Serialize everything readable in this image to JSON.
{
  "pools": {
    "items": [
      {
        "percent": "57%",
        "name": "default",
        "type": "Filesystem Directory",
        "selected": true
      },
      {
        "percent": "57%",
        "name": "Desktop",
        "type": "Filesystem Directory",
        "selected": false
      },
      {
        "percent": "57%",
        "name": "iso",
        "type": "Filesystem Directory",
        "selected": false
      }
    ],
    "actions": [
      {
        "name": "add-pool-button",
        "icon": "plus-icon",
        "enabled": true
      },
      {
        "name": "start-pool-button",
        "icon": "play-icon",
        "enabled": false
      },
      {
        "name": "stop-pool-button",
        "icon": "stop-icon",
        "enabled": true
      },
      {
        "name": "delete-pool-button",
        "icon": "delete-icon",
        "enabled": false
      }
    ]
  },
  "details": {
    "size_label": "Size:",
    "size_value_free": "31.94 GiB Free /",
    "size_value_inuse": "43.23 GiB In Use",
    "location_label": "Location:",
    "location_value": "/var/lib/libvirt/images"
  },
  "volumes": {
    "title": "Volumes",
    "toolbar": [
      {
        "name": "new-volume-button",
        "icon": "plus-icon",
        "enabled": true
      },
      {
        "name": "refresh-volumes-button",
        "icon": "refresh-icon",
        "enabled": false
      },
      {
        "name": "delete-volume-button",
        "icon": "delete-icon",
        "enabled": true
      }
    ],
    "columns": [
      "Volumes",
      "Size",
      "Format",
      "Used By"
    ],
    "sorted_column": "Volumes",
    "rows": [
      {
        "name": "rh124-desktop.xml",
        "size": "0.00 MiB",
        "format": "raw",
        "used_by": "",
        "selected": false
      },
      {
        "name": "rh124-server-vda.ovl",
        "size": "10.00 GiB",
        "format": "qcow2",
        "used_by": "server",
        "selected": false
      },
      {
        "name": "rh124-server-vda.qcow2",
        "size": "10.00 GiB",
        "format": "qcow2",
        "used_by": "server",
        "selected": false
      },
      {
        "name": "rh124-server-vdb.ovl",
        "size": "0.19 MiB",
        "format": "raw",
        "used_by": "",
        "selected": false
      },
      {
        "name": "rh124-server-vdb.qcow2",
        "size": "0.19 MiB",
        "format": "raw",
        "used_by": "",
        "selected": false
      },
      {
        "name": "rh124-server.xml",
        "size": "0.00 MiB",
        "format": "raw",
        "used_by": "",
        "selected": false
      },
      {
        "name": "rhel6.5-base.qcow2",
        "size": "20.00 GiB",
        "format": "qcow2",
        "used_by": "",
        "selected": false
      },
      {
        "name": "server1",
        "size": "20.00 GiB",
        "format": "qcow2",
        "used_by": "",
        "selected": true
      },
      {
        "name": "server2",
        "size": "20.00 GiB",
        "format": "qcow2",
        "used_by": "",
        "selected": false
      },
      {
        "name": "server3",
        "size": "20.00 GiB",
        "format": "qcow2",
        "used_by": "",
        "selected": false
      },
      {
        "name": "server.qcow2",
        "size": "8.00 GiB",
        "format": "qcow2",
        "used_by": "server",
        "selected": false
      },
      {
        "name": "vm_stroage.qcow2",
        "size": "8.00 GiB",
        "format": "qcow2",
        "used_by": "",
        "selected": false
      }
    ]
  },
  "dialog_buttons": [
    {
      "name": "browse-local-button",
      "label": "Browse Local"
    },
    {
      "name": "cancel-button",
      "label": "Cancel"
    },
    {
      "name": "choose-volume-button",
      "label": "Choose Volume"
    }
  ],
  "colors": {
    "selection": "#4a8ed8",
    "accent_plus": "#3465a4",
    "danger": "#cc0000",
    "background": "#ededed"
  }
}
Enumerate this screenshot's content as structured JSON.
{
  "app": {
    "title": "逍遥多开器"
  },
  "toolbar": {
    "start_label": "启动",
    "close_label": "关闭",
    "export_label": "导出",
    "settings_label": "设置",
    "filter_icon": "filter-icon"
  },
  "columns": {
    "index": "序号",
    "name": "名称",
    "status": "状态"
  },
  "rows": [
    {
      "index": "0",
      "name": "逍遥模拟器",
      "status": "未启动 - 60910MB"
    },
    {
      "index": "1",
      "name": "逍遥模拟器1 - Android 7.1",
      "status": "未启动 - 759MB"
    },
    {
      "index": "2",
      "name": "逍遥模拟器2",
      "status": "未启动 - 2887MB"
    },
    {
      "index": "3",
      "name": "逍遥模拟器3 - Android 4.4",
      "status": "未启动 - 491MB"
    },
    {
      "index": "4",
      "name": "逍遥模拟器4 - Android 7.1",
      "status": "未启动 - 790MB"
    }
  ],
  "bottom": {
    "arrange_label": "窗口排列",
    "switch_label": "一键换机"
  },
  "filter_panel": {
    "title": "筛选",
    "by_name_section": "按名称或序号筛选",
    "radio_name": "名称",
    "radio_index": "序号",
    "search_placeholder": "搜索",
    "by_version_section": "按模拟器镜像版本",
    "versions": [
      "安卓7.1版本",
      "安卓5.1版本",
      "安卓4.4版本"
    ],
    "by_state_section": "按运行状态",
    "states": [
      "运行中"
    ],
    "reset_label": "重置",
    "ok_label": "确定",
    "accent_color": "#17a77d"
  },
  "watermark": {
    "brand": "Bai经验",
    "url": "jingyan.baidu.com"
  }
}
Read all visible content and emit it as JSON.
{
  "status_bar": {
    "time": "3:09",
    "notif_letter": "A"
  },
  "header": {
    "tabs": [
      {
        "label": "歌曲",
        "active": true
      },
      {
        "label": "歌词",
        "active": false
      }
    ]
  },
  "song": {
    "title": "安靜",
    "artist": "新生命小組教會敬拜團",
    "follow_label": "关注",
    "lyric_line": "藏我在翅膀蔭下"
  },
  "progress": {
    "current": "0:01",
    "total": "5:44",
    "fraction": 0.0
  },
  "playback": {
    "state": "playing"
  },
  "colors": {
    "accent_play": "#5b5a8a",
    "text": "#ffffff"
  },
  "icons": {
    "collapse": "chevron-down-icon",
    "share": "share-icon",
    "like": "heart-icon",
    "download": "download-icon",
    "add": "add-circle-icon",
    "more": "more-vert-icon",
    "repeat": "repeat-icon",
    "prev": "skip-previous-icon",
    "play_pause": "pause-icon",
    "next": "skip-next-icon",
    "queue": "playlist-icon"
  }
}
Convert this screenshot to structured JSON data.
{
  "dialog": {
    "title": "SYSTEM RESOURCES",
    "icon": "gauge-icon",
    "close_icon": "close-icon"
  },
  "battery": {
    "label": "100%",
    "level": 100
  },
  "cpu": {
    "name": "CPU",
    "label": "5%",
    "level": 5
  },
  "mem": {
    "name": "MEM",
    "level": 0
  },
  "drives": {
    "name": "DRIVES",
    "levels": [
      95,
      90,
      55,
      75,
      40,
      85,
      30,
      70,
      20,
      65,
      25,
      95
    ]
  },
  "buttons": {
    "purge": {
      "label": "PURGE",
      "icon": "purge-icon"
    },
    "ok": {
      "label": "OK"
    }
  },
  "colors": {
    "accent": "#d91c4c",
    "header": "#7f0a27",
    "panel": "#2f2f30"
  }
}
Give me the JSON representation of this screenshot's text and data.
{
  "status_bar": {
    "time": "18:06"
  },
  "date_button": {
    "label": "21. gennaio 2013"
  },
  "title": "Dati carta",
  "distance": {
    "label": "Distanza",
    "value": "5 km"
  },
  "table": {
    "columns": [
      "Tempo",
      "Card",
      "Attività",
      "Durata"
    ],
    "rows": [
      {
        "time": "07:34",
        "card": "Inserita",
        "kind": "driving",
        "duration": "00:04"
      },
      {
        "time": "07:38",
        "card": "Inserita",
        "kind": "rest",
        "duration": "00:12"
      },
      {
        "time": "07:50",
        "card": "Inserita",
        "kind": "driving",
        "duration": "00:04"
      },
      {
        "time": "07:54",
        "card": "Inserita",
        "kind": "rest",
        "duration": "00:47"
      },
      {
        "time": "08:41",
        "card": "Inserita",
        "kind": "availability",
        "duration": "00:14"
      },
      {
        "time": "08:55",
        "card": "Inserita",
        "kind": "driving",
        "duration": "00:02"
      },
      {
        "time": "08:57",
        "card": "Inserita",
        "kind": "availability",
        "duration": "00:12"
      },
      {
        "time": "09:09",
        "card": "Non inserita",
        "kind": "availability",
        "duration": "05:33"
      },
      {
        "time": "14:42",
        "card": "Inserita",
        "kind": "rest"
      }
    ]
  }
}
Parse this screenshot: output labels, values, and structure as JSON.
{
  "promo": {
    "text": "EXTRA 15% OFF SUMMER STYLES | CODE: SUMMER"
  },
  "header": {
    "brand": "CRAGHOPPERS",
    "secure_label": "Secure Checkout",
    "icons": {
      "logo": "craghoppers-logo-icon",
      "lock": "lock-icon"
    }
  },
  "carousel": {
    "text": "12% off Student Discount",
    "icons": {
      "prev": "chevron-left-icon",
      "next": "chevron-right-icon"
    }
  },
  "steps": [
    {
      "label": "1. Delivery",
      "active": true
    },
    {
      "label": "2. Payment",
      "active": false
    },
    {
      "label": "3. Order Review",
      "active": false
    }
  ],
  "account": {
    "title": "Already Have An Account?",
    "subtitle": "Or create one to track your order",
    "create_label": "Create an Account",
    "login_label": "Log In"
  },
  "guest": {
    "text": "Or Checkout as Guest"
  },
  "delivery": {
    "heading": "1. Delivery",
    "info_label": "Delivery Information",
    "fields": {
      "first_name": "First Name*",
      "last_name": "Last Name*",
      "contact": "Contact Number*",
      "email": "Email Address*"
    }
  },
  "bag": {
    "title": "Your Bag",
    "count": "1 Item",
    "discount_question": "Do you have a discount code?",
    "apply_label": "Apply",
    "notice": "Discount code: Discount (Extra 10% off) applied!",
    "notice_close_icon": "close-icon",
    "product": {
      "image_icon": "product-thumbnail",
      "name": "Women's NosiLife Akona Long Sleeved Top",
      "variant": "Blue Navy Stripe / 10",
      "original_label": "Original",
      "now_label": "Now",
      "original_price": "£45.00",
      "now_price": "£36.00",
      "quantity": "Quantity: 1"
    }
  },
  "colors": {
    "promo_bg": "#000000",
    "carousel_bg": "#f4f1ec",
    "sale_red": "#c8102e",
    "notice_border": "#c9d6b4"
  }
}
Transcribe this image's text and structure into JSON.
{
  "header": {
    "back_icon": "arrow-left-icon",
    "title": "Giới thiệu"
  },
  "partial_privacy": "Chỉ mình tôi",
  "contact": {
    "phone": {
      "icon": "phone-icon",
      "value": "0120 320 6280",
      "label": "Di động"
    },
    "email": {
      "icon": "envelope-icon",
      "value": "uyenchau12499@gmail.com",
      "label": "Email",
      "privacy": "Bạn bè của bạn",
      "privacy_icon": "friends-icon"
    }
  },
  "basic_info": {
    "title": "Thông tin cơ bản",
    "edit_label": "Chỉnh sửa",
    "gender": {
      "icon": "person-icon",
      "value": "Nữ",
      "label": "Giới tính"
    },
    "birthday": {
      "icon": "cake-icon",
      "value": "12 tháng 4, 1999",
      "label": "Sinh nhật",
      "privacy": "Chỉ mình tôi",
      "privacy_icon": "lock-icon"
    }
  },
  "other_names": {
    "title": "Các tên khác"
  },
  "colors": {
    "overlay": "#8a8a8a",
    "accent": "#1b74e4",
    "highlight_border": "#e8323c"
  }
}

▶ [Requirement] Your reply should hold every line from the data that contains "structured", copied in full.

▶ [Final answer]
Enumerate this screenshot's content as structured JSON.
Convert this screenshot to structured JSON data.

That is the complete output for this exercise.